## Problem requirements
All entries are to be given again verbatim.

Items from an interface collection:

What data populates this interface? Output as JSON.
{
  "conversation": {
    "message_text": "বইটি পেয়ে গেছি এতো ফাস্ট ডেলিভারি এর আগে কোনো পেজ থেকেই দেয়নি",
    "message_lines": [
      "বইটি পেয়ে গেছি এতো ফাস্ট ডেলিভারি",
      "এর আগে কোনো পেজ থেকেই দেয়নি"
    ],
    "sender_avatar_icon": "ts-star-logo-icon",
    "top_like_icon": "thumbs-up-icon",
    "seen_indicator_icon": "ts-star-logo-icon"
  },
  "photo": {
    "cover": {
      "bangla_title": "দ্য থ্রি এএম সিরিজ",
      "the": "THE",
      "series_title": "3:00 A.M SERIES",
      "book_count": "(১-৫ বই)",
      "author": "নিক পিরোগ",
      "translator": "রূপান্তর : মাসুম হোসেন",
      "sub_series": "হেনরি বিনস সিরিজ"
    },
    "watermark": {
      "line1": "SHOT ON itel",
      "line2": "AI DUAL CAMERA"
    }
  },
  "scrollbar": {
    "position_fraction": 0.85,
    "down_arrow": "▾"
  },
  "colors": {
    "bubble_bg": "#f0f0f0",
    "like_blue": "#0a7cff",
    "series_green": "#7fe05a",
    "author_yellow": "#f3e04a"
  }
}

## Task solution
What data populates this interface? Output as JSON.
{
  "conversation": {
    "message_text": "বইটি পেয়ে গেছি এতো ফাস্ট ডেলিভারি এর আগে কোনো পেজ থেকেই দেয়নি",
    "message_lines": [
      "বইটি পেয়ে গেছি এতো ফাস্ট ডেলিভারি",
      "এর আগে কোনো পেজ থেকেই দেয়নি"
    ],
    "sender_avatar_icon": "ts-star-logo-icon",
    "top_like_icon": "thumbs-up-icon",
    "seen_indicator_icon": "ts-star-logo-icon"
  },
  "photo": {
    "cover": {
      "bangla_title": "দ্য থ্রি এএম সিরিজ",
      "the": "THE",
      "series_title": "3:00 A.M SERIES",
      "book_count": "(১-৫ বই)",
      "author": "নিক পিরোগ",
      "translator": "রূপান্তর : মাসুম হোসেন",
      "sub_series": "হেনরি বিনস সিরিজ"
    },
    "watermark": {
      "line1": "SHOT ON itel",
      "line2": "AI DUAL CAMERA"
    }
  },
  "scrollbar": {
    "position_fraction": 0.85,
    "down_arrow": "▾"
  },
  "colors": {
    "bubble_bg": "#f0f0f0",
    "like_blue": "#0a7cff",
    "series_green": "#7fe05a",
    "author_yellow": "#f3e04a"
  }
}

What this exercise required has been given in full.